I’ve recently become a disciple of GM. No, I’m not under spell by my General Manager, and I’m not taking to learn more about the short-lived Genetically Modified. Nope, I’ve fallen in love with the Corsa , a hot hatch built by General Motors’ Germany-based Opel division. The only GM I’ve recognised for the past 18 months – or so.
It’s easy to get carried away with power figures because they get tossed around so much in the auto industry. 200, 230, 190, 210; it’s all theoretical until you have your butt in the driver’s seat and your foot buried in the throttle.
Behind the wheel, 207 is about spot on for the Corsa. Remember, it’s the size of a Toyota Etios and it tips the scale at 118kg. Any more power would make the Corsa overwhelming to drive on the street, and any less would make it feel sluggish.
The turbo is what makes the fire-breathing Corsa stand out from its rivals, including the Ford Fiesta and the Volkswagen Polo. In many pocket-sized hot hatches, the engine lacks a pulse until the turbocharger kicks in, it spins itself dizzy in the middle of the torque band, and it wheezes to the rev limiter.
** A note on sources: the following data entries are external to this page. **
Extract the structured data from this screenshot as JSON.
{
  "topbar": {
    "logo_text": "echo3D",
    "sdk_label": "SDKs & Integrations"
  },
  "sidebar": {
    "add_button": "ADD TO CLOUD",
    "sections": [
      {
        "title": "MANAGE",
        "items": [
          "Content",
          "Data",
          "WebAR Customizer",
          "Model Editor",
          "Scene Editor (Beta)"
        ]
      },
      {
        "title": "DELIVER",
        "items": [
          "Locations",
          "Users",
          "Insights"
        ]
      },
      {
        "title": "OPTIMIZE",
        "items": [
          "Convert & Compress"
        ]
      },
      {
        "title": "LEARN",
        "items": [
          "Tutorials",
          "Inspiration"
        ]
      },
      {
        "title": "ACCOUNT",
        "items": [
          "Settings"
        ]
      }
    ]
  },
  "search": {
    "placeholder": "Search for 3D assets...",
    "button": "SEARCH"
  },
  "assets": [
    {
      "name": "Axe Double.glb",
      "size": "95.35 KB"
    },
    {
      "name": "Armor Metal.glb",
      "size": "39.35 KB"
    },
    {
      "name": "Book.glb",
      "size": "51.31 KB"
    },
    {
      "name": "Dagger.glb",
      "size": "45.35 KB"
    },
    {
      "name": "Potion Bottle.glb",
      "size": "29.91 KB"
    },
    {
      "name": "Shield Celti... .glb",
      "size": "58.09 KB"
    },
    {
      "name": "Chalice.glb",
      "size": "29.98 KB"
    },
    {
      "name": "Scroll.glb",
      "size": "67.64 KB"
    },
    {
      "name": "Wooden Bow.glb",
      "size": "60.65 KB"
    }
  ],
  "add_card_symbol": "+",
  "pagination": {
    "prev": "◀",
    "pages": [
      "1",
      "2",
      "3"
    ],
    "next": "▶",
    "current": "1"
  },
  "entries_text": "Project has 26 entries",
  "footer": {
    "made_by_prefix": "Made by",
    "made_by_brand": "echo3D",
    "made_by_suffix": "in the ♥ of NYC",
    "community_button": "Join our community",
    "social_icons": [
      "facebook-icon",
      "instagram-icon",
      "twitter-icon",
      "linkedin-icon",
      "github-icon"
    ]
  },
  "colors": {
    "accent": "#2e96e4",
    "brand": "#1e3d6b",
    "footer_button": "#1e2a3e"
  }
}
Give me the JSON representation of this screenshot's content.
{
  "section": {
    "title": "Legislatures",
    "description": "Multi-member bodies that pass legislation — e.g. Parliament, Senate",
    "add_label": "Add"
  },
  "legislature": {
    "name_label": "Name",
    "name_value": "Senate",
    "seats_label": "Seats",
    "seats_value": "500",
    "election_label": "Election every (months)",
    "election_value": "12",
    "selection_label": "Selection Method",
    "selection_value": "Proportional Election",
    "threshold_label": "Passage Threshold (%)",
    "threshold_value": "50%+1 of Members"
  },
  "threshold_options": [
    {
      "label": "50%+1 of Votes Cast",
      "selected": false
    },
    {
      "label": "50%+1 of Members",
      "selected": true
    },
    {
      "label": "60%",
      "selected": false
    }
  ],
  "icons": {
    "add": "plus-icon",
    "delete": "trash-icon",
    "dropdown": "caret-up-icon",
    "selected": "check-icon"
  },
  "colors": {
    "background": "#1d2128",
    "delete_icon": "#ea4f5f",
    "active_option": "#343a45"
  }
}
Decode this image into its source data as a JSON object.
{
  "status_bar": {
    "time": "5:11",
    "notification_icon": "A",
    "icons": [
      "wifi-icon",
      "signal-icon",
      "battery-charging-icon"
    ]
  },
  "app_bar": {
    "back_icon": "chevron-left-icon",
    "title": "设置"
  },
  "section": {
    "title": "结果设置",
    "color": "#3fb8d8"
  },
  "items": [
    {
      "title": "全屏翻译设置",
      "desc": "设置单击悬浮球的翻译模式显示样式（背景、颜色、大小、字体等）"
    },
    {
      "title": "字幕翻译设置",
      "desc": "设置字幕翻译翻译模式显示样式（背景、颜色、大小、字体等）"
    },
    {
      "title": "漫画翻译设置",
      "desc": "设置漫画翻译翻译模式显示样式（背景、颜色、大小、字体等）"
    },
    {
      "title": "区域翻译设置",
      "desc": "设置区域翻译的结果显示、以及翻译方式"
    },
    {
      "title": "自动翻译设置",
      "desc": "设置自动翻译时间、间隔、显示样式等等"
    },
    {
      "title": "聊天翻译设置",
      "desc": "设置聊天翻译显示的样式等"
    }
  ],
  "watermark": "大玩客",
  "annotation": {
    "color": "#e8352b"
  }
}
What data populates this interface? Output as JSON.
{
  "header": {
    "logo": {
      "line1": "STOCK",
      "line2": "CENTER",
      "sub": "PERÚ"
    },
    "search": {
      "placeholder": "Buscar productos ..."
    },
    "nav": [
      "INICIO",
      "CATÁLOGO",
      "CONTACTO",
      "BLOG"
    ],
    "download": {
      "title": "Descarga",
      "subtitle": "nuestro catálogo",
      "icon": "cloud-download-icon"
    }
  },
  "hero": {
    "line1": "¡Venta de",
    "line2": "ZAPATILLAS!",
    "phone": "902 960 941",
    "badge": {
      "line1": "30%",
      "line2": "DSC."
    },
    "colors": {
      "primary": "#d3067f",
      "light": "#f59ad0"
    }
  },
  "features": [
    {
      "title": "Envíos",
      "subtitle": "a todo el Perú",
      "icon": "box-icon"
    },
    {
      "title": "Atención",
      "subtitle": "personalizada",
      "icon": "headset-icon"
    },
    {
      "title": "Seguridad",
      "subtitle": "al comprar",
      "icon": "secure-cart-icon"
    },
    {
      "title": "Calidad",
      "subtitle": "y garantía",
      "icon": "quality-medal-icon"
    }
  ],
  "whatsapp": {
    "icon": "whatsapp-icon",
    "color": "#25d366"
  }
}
The turbo is what makes the fire-breathing Corsa stand out from its rivals.
The Corsa is quick off the line because the torque comes on relatively early, the engine pulls hard and steady right through the middle of the torque band, and it becomes downright explosive once the tach needle passes the 3,000-rpm mark. It’s like if the four-banger just drank a Big Gulp’s worth of Red Bull after shooting three espressos – if that makes sense.
The Opel Corsa 1.4 T Sport will set you back R225 200